Sleep, kinsman thou to death and trance And madness, thou hast forged at last A night-long Present of the Past In which we went thro' summer France.
Hadst thou such credit with the soul? Then bring an opiate trebly strong, Drug down the blindfold sense of wrong That so my pleasure may be whole;
While now we talk as once we talk'd Of men and minds, the dust of change, The days that grow to something strange, In walking as of old we walk'd
Beside the river's wooded reach, The fortress, and the mountain ridge, The cataract flashing from the bridge, The breaker breaking on the beach.
Now Tennyson characterizes sleep not only as death, but also as insanity and "trance" (no—not the style of music, but, rather, kind of like being hypnotized).
In his dream, he's remembering a trip he took to France with his close friend and various things they did while there.

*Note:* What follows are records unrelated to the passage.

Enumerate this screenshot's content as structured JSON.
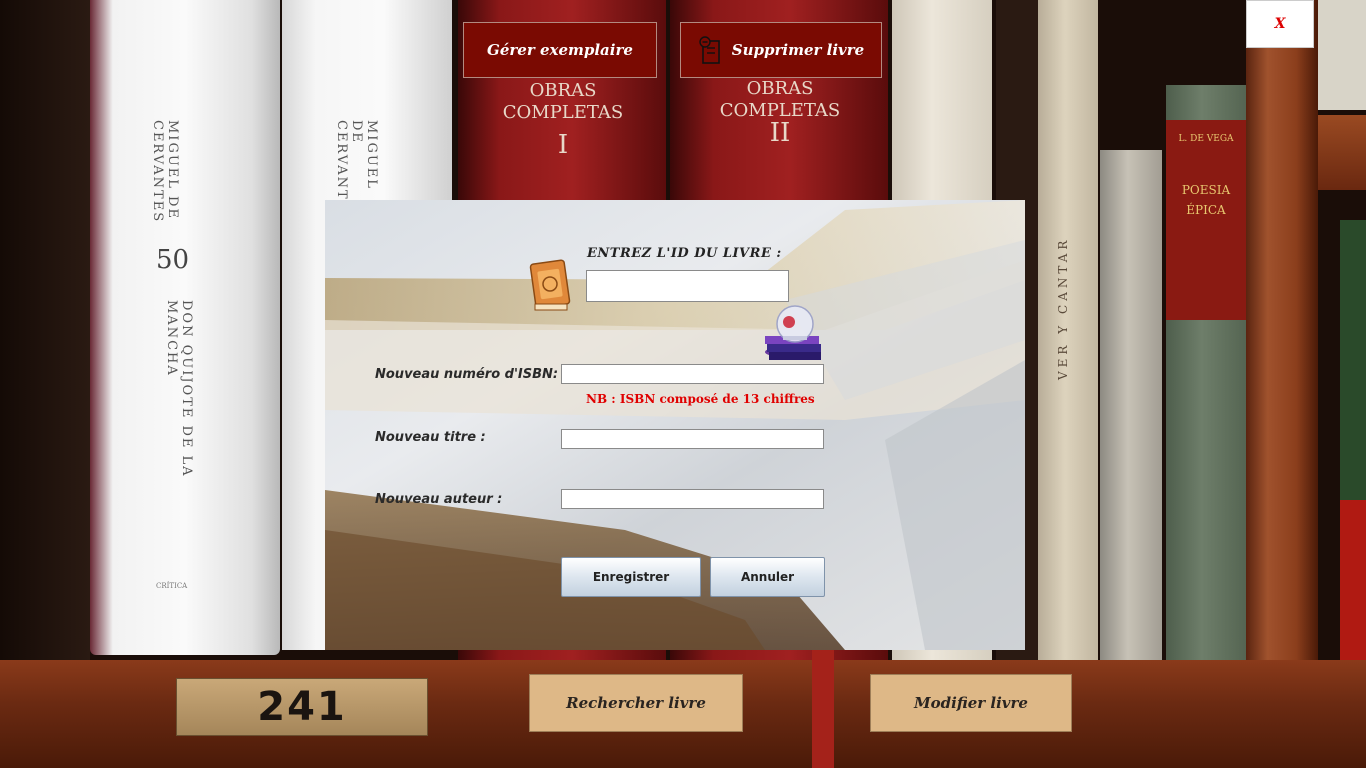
{
  "window": {
    "close_label": "X"
  },
  "top_buttons": {
    "manage_copy": "Gérer exemplaire",
    "delete_book": "Supprimer livre"
  },
  "bottom_buttons": {
    "search_book": "Rechercher livre",
    "edit_book": "Modifier livre"
  },
  "shelf": {
    "label_number": "241"
  },
  "background_books": {
    "book1_author": "MIGUEL DE CERVANTES",
    "book1_number": "50",
    "book1_title": "DON QUIJOTE DE LA MANCHA",
    "book1_publisher": "CRÍTICA",
    "book2_author": "MIGUEL DE CERVANT",
    "book3_title": "OBRAS COMPLETAS",
    "book3_volume": "I",
    "book4_title": "OBRAS COMPLETAS",
    "book4_volume": "II",
    "book5_title": "L. DE VEGA",
    "book5_subtitle": "POESIA ÉPICA",
    "book6_title": "VER Y CANTAR"
  },
  "form": {
    "id_prompt": "ENTREZ L'ID DU LIVRE :",
    "id_value": "",
    "isbn_label": "Nouveau numéro d'ISBN:",
    "isbn_value": "",
    "isbn_note": "NB : ISBN composé de 13 chiffres",
    "title_label": "Nouveau titre :",
    "title_value": "",
    "author_label": "Nouveau auteur :",
    "author_value": "",
    "save_label": "Enregistrer",
    "cancel_label": "Annuler"
  },
  "colors": {
    "top_button_bg": "#7a0a02",
    "bottom_button_bg": "#deb887",
    "note_text": "#e00000",
    "close_text": "#dd0000"
  }
}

He wonders in the second stanza if Arthur has a kind of mystical power to recall this pleasurable trip to him while he's asleep. It's described as being a sort of drug-induced high caused by an "opiate."